And even the brookies were celebrating the sunshine… … rising to dries like it was summer time not October
The hike out was a thing of beauty. The stream was showing off her natural beauty so much that I began to think of a return visit before I had even dried out fully from this cold gray rain soaked visit. Such is the magic the original Cherokee Hideout.
This was the scenery from the bridge at the trailhead after I had dropped my pack … … and yes that is a picture worthy of the NC tourist bureau, just a way for a beautiful stream to flash her brilliance to make sure I keep coming back … … like there is a chance I could ever resist her lure for long. As I climbed into the car I was thankful for the companionship of an old and dear friend and the time we had shared. I reminded myself that we should do this more often as I need the company of old true friends … … but realized next time it better be sunny.
Well I had barely had a chance to get all of my camping stuff dried out and neatly refolded, organized and repacked away … … like that really happened … … insert the sarcastic eyeball rolling thing and envision wet tents and moldy sleeping bags heaped in a hall closet … … but those of you who have met me already knew that as a fact didn’t you.
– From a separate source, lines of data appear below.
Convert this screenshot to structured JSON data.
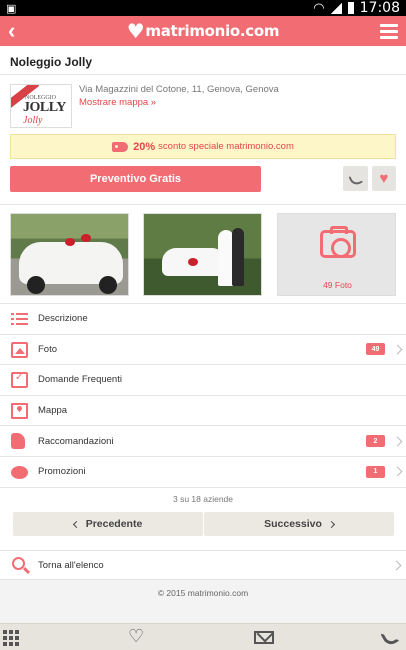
{
  "status_bar": {
    "time": "17:08"
  },
  "app_bar": {
    "logo_text": "matrimonio.com"
  },
  "vendor": {
    "name": "Noleggio Jolly",
    "logo_small": "NOLEGGIO",
    "logo_big": "JOLLY",
    "logo_red": "Jolly",
    "address": "Via Magazzini del Cotone, 11, Genova, Genova",
    "map_link": "Mostrare mappa »"
  },
  "discount": {
    "percent": "20%",
    "text": "sconto speciale matrimonio.com"
  },
  "actions": {
    "quote_label": "Preventivo Gratis"
  },
  "photos": {
    "count_label": "49 Foto"
  },
  "menu": [
    {
      "label": "Descrizione",
      "badge": null
    },
    {
      "label": "Foto",
      "badge": "49"
    },
    {
      "label": "Domande Frequenti",
      "badge": null
    },
    {
      "label": "Mappa",
      "badge": null
    },
    {
      "label": "Raccomandazioni",
      "badge": "2"
    },
    {
      "label": "Promozioni",
      "badge": "1"
    }
  ],
  "pager": {
    "text": "3 su 18 aziende",
    "prev_label": "Precedente",
    "next_label": "Successivo"
  },
  "back_link": {
    "label": "Torna all'elenco"
  },
  "footer": {
    "copyright": "© 2015 matrimonio.com"
  },
  "colors": {
    "brand": "#f16d73",
    "discount_bg": "#fdf6c8",
    "button_gray": "#ece8e2"
  }
}
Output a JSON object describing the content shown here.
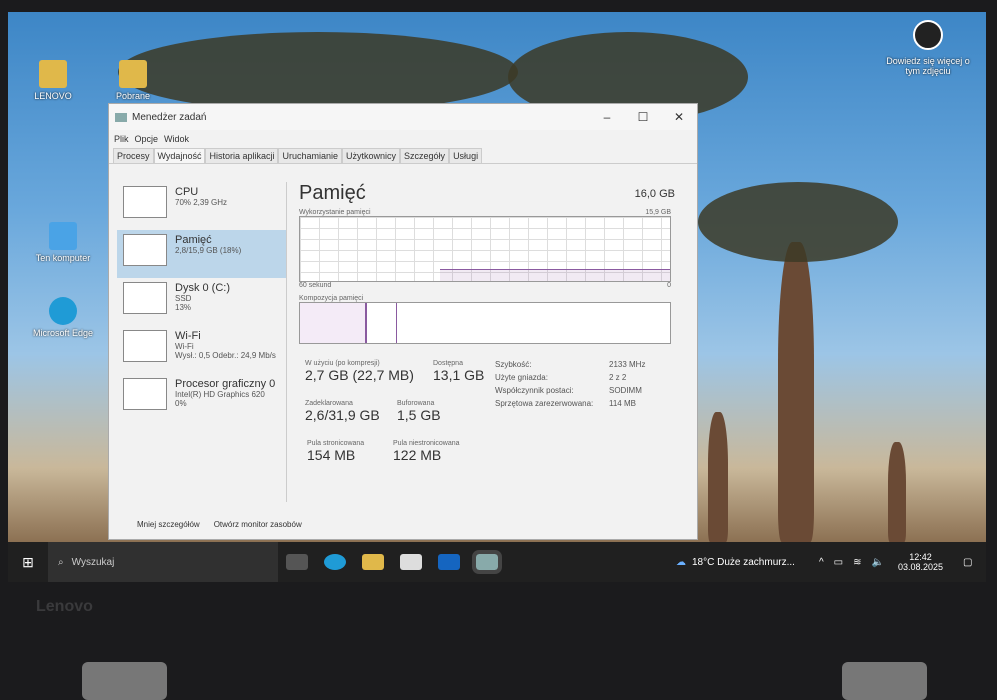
{
  "desktop": {
    "icons": [
      "LENOVO",
      "Pobrane",
      "Ten komputer",
      "Microsoft Edge"
    ],
    "learn_more": "Dowiedz się więcej o tym zdjęciu"
  },
  "window": {
    "title": "Menedżer zadań",
    "controls": [
      "–",
      "☐",
      "✕"
    ],
    "menu": [
      "Plik",
      "Opcje",
      "Widok"
    ],
    "tabs": [
      "Procesy",
      "Wydajność",
      "Historia aplikacji",
      "Uruchamianie",
      "Użytkownicy",
      "Szczegóły",
      "Usługi"
    ],
    "sidebar": [
      {
        "title": "CPU",
        "sub": "70% 2,39 GHz"
      },
      {
        "title": "Pamięć",
        "sub": "2,8/15,9 GB (18%)"
      },
      {
        "title": "Dysk 0 (C:)",
        "sub": "SSD",
        "sub2": "13%"
      },
      {
        "title": "Wi-Fi",
        "sub": "Wi-Fi",
        "sub2": "Wysł.: 0,5 Odebr.: 24,9 Mb/s"
      },
      {
        "title": "Procesor graficzny 0",
        "sub": "Intel(R) HD Graphics 620",
        "sub2": "0%"
      }
    ],
    "main": {
      "title": "Pamięć",
      "total": "16,0 GB",
      "usage_label": "Wykorzystanie pamięci",
      "usage_max": "15,9 GB",
      "time_label": "60 sekund",
      "zero": "0",
      "composition_label": "Kompozycja pamięci",
      "usage_percent": 18,
      "stats": {
        "in_use_label": "W użyciu (po kompresji)",
        "in_use": "2,7 GB (22,7 MB)",
        "available_label": "Dostępna",
        "available": "13,1 GB",
        "committed_label": "Zadeklarowana",
        "committed": "2,6/31,9 GB",
        "cached_label": "Buforowana",
        "cached": "1,5 GB",
        "paged_label": "Pula stronicowana",
        "paged": "154 MB",
        "nonpaged_label": "Pula niestronicowana",
        "nonpaged": "122 MB"
      },
      "specs": [
        {
          "k": "Szybkość:",
          "v": "2133 MHz"
        },
        {
          "k": "Użyte gniazda:",
          "v": "2 z 2"
        },
        {
          "k": "Współczynnik postaci:",
          "v": "SODIMM"
        },
        {
          "k": "Sprzętowa zarezerwowana:",
          "v": "114 MB"
        }
      ]
    },
    "footer": {
      "less": "Mniej szczegółów",
      "monitor": "Otwórz monitor zasobów"
    }
  },
  "taskbar": {
    "search": "Wyszukaj",
    "weather": "18°C  Duże zachmurz...",
    "time": "12:42",
    "date": "03.08.2025"
  },
  "bezel": {
    "brand": "Lenovo"
  }
}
Then it was off for a long weekend fishing with my baby boy Drew for my birthday. I had turned 52 in November, no wait after thinking about it 51 in November and since Drew is broke college kid for my Birthday he gave me the only thing he knew that I actually wanted that he actually could pay for… … his own free time … … so I got a weekend fishing on the Nantahala river with my 22 year old baby no wait he was 21 then… … a memory is horrible thing to waste. I am going to say this out loud despite all of the opinions to the contrary, I love the Nantahala. It is a gorgeous piece of water that makes me lose myself in the flow and tumble of her water. She may be a heavily fished, heavily stocked DH stream which I know is against all of the things, the purest fly fishermen should be against. But then again I am not a purist fly fisherman and I love the Nantahala despite all of the reasons why I shouldn’t. I feel like a man at an FF meeting (Fanatic Fly-fisherman) … … Hello My name is Dick Davis and I love the Nantahala … … kinda freeing actually.
Anyway we spent a weekend hanging out and fishing which is two of my favorite things and the weather was perfect for once, which if you have read many of my last few reports was a rarity for my 2013 fishing. The scenery was beautiful and that is the majority of the magic this stream has for me. I love the feel of the deep riffle runs and the pocket water and the canyon water and the whole flow of her, I realize that DH fishing isn’t the same as wild fishing and I love wild fishing, as I just shared how I spent three days in the rain, wild brookie fishing but somehow I love this type fishing as well. It is a no pressure, no thinking kind of thing, not technical and not really even challenging, yet still somehow challenging enough she always manages to make me pull out my fly box a few times and try a midge or a streamer or to clip a dry for just the right look. Yes, I catch fish on trout candy of San Juan worms and y2k’s but I also have to work … … just a little … … sometimes as well. Anyway I will shut up about why I love this river and let her do my talking for me… especially in the Appalachian Fall.